“Cows are the source of that immortality which Vedic sacrifices prescribe. They have within them the nature of both the sun and the moon. Cows verily constitute and determine the eternal destiny of creation. Cows are the life breath of all living creatures therefore one who makes a gift of a cow is said to be making a gift of life breath to all living creatures. Cows are also constituted as the great refuge of all living creatures thus one who makes a gift of a cow is said to be making a gift of that which is the great refuge of all living creatures.”
The Court also cites verses from Bible to buttress its view against killing of animals. It also refers to the laws passed by Muslims rulers prohibiting cow slaughter.
“It is in fact part of the known history of India that the Moghul Emperor Babar saw the wisdom of prohibiting the slaughter of cows as and by way of religious sacrifice and directed his son Humayun to follow this example. Similarly Emperors Akbar, Jehangir, and Ahmad Shah, it is said, prohibited cow slaughter.”
The Court then cites a plethora of decisions by the Supreme Court to conclude that there is no fundamental right of Muslims to insist on slaughter of healthy cows on the occasion of Bakrid.
“The contention that not only an essential religious practice under Article 25(1) of Constitution, but even optional religious practice could be permitted, was discarded.
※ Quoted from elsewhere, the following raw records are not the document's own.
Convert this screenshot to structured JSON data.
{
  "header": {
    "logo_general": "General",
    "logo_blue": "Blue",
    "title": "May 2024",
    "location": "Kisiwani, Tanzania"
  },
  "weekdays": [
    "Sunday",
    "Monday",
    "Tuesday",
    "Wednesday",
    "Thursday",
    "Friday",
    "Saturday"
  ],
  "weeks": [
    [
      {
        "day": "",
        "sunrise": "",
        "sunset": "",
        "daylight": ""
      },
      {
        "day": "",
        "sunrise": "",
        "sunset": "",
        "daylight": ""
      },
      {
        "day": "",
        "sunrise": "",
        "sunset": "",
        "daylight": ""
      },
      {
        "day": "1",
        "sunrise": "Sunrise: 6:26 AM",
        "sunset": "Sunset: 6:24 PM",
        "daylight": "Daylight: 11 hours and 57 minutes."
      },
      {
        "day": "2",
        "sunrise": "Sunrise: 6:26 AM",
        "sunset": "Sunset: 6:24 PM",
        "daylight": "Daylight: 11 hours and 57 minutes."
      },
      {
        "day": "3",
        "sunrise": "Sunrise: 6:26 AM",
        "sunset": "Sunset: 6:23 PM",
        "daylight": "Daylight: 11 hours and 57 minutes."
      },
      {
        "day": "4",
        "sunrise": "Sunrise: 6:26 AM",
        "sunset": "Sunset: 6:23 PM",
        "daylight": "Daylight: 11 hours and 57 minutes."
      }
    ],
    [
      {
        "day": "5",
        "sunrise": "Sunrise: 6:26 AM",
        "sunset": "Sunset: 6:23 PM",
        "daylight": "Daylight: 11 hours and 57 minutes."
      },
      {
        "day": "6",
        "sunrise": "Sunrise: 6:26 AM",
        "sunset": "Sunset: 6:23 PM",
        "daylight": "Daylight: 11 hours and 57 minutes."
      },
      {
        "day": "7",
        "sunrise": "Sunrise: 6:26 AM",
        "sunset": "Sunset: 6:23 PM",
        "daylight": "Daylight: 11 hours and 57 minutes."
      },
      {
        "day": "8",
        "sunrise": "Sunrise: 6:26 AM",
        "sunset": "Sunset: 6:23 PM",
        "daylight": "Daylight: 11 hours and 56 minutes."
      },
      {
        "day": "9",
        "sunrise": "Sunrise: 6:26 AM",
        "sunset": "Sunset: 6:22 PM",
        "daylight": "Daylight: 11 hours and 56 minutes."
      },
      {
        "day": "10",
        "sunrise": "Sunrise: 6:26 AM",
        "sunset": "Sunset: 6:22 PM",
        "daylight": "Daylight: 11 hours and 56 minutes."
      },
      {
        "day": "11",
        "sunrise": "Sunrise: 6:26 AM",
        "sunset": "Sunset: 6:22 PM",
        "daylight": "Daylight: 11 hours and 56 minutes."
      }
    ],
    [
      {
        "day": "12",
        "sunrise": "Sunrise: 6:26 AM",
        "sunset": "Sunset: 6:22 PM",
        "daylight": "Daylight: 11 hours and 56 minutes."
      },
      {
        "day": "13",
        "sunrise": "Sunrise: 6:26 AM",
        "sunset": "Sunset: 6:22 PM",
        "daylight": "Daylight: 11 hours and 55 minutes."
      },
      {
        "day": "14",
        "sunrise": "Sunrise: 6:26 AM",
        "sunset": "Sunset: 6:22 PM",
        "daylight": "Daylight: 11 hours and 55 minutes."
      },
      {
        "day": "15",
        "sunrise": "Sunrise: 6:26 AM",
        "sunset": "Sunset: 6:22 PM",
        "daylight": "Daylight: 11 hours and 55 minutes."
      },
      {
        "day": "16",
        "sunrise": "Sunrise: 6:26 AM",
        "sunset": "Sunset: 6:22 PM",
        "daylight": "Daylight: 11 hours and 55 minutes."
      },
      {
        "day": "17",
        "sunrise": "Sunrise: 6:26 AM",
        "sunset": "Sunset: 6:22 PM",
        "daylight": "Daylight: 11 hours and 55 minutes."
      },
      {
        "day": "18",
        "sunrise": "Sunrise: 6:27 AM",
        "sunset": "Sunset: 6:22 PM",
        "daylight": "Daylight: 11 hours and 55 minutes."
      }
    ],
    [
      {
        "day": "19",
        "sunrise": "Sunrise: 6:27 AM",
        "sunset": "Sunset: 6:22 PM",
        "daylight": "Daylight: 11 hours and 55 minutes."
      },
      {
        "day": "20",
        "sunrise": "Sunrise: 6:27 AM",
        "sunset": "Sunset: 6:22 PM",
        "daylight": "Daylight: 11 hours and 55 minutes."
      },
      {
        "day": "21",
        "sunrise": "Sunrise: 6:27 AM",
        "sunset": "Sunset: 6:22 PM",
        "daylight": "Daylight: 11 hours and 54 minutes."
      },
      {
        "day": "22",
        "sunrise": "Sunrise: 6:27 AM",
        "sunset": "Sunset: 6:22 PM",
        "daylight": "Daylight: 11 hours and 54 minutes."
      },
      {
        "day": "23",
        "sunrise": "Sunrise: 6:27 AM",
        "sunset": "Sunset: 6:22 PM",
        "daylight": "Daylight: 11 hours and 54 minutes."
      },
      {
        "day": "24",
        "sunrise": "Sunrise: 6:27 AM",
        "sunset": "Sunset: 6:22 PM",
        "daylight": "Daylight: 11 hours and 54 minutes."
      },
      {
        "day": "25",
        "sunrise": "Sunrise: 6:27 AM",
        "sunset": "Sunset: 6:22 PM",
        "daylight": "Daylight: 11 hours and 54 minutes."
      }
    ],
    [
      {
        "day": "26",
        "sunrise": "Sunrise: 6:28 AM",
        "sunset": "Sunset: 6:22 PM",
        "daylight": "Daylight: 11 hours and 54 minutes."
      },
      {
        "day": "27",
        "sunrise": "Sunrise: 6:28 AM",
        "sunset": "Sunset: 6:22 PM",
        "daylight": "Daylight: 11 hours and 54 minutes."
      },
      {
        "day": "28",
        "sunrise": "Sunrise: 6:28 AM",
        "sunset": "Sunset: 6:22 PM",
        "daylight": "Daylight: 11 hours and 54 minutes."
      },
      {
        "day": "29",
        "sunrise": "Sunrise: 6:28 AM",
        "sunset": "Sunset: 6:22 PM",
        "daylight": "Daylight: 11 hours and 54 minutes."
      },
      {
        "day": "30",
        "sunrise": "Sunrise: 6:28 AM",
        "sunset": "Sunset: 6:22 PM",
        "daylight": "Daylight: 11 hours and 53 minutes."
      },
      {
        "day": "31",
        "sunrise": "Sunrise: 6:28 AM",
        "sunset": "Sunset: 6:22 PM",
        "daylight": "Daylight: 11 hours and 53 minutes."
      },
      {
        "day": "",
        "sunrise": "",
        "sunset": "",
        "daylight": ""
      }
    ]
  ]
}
The Apex Court held that slaughtering of healthy cows on Bakrid is not essential or required for religious purpose of Muslims or in other words it is not a part of religious requirement for a Muslim that a cow must be necessarily sacrificed for earning religious merit on Bakrid.”
The Court, therefore, dismissed the case and also urged for amendments to law with stringent penal consequences and better enforcement of Prevention of Cruelty against Animals by amending the Act.